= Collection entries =
_____
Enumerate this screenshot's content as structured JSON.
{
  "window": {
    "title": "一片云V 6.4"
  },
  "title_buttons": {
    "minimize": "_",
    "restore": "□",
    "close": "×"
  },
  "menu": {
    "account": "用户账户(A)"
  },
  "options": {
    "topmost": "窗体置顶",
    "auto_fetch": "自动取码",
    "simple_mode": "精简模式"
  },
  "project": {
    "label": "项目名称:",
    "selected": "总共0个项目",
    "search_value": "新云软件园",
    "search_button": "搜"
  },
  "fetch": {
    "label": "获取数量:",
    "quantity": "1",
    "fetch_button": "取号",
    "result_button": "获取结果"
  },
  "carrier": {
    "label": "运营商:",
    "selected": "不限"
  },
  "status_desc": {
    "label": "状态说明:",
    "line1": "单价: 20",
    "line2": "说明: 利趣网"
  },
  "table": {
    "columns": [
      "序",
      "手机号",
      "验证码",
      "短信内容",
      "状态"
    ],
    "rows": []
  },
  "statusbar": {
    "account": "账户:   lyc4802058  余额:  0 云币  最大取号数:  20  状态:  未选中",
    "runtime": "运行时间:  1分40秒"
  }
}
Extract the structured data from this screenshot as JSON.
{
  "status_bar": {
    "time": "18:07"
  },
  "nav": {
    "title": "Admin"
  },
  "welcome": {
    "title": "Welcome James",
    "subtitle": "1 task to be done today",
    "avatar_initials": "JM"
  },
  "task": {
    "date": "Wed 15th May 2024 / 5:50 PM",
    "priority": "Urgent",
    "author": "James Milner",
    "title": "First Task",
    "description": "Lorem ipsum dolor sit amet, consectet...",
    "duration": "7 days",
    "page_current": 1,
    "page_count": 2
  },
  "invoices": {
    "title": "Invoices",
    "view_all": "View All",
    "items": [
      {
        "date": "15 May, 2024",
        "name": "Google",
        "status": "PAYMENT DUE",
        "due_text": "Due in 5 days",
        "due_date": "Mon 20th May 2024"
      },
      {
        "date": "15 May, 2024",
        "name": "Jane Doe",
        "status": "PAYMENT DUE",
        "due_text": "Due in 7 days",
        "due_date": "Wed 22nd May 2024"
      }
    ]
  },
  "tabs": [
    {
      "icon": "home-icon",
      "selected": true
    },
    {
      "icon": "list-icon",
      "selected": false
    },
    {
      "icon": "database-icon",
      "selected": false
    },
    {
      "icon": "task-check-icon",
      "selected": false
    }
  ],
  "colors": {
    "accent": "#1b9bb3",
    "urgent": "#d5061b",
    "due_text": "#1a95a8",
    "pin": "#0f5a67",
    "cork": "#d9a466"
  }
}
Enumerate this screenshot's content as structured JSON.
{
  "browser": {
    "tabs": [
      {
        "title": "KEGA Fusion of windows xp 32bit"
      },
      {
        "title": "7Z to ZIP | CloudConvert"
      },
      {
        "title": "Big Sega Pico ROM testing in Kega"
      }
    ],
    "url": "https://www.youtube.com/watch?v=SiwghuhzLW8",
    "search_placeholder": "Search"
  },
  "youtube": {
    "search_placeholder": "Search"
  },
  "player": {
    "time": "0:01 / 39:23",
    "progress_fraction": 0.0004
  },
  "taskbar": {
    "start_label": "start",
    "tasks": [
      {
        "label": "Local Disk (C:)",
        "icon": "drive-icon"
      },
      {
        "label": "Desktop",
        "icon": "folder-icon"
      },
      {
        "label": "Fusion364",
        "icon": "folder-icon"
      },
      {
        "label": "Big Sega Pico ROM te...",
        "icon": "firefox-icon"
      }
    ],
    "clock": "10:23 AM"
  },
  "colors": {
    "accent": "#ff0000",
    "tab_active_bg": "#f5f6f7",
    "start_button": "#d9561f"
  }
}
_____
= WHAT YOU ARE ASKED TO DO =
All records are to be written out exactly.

= EXERCISE ANSWER =
Enumerate this screenshot's content as structured JSON.
{
  "window": {
    "title": "一片云V 6.4"
  },
  "title_buttons": {
    "minimize": "_",
    "restore": "□",
    "close": "×"
  },
  "menu": {
    "account": "用户账户(A)"
  },
  "options": {
    "topmost": "窗体置顶",
    "auto_fetch": "自动取码",
    "simple_mode": "精简模式"
  },
  "project": {
    "label": "项目名称:",
    "selected": "总共0个项目",
    "search_value": "新云软件园",
    "search_button": "搜"
  },
  "fetch": {
    "label": "获取数量:",
    "quantity": "1",
    "fetch_button": "取号",
    "result_button": "获取结果"
  },
  "carrier": {
    "label": "运营商:",
    "selected": "不限"
  },
  "status_desc": {
    "label": "状态说明:",
    "line1": "单价: 20",
    "line2": "说明: 利趣网"
  },
  "table": {
    "columns": [
      "序",
      "手机号",
      "验证码",
      "短信内容",
      "状态"
    ],
    "rows": []
  },
  "statusbar": {
    "account": "账户:   lyc4802058  余额:  0 云币  最大取号数:  20  状态:  未选中",
    "runtime": "运行时间:  1分40秒"
  }
}
Extract the structured data from this screenshot as JSON.
{
  "status_bar": {
    "time": "18:07"
  },
  "nav": {
    "title": "Admin"
  },
  "welcome": {
    "title": "Welcome James",
    "subtitle": "1 task to be done today",
    "avatar_initials": "JM"
  },
  "task": {
    "date": "Wed 15th May 2024 / 5:50 PM",
    "priority": "Urgent",
    "author": "James Milner",
    "title": "First Task",
    "description": "Lorem ipsum dolor sit amet, consectet...",
    "duration": "7 days",
    "page_current": 1,
    "page_count": 2
  },
  "invoices": {
    "title": "Invoices",
    "view_all": "View All",
    "items": [
      {
        "date": "15 May, 2024",
        "name": "Google",
        "status": "PAYMENT DUE",
        "due_text": "Due in 5 days",
        "due_date": "Mon 20th May 2024"
      },
      {
        "date": "15 May, 2024",
        "name": "Jane Doe",
        "status": "PAYMENT DUE",
        "due_text": "Due in 7 days",
        "due_date": "Wed 22nd May 2024"
      }
    ]
  },
  "tabs": [
    {
      "icon": "home-icon",
      "selected": true
    },
    {
      "icon": "list-icon",
      "selected": false
    },
    {
      "icon": "database-icon",
      "selected": false
    },
    {
      "icon": "task-check-icon",
      "selected": false
    }
  ],
  "colors": {
    "accent": "#1b9bb3",
    "urgent": "#d5061b",
    "due_text": "#1a95a8",
    "pin": "#0f5a67",
    "cork": "#d9a466"
  }
}
Enumerate this screenshot's content as structured JSON.
{
  "browser": {
    "tabs": [
      {
        "title": "KEGA Fusion of windows xp 32bit"
      },
      {
        "title": "7Z to ZIP | CloudConvert"
      },
      {
        "title": "Big Sega Pico ROM testing in Kega"
      }
    ],
    "url": "https://www.youtube.com/watch?v=SiwghuhzLW8",
    "search_placeholder": "Search"
  },
  "youtube": {
    "search_placeholder": "Search"
  },
  "player": {
    "time": "0:01 / 39:23",
    "progress_fraction": 0.0004
  },
  "taskbar": {
    "start_label": "start",
    "tasks": [
      {
        "label": "Local Disk (C:)",
        "icon": "drive-icon"
      },
      {
        "label": "Desktop",
        "icon": "folder-icon"
      },
      {
        "label": "Fusion364",
        "icon": "folder-icon"
      },
      {
        "label": "Big Sega Pico ROM te...",
        "icon": "firefox-icon"
      }
    ],
    "clock": "10:23 AM"
  },
  "colors": {
    "accent": "#ff0000",
    "tab_active_bg": "#f5f6f7",
    "start_button": "#d9561f"
  }
}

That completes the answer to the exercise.